## Material for this exercise:
:::

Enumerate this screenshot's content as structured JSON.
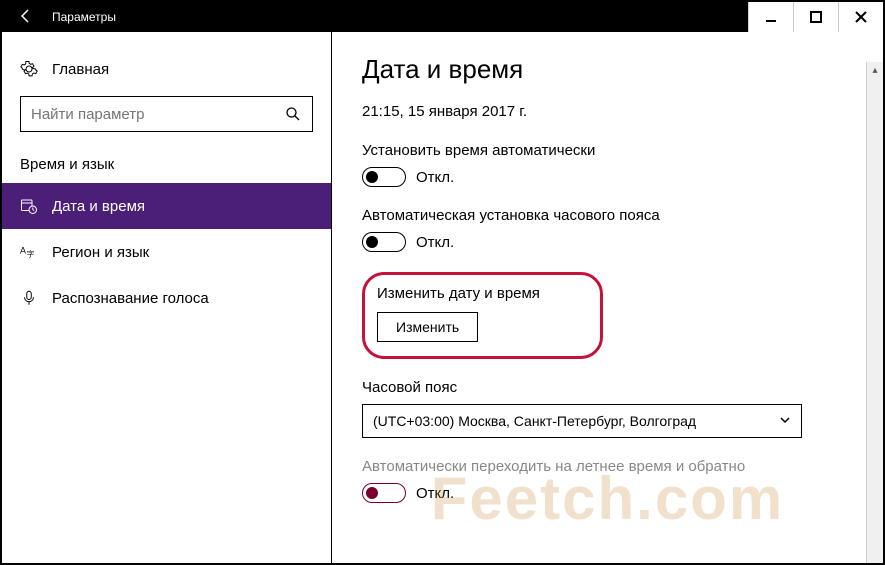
{
  "titlebar": {
    "title": "Параметры"
  },
  "sidebar": {
    "home": "Главная",
    "search_placeholder": "Найти параметр",
    "section": "Время и язык",
    "items": [
      {
        "label": "Дата и время"
      },
      {
        "label": "Регион и язык"
      },
      {
        "label": "Распознавание голоса"
      }
    ]
  },
  "content": {
    "heading": "Дата и время",
    "now": "21:15, 15 января 2017 г.",
    "auto_time_label": "Установить время автоматически",
    "auto_time_state": "Откл.",
    "auto_tz_label": "Автоматическая установка часового пояса",
    "auto_tz_state": "Откл.",
    "change_dt_label": "Изменить дату и время",
    "change_btn": "Изменить",
    "tz_label": "Часовой пояс",
    "tz_value": "(UTC+03:00) Москва, Санкт-Петербург, Волгоград",
    "dst_label": "Автоматически переходить на летнее время и обратно",
    "dst_state": "Откл."
  },
  "watermark": "Feetch.com"
}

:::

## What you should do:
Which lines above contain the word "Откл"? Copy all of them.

## Written solution:
    "auto_time_state": "Откл.",
    "auto_tz_state": "Откл.",
    "dst_state": "Откл."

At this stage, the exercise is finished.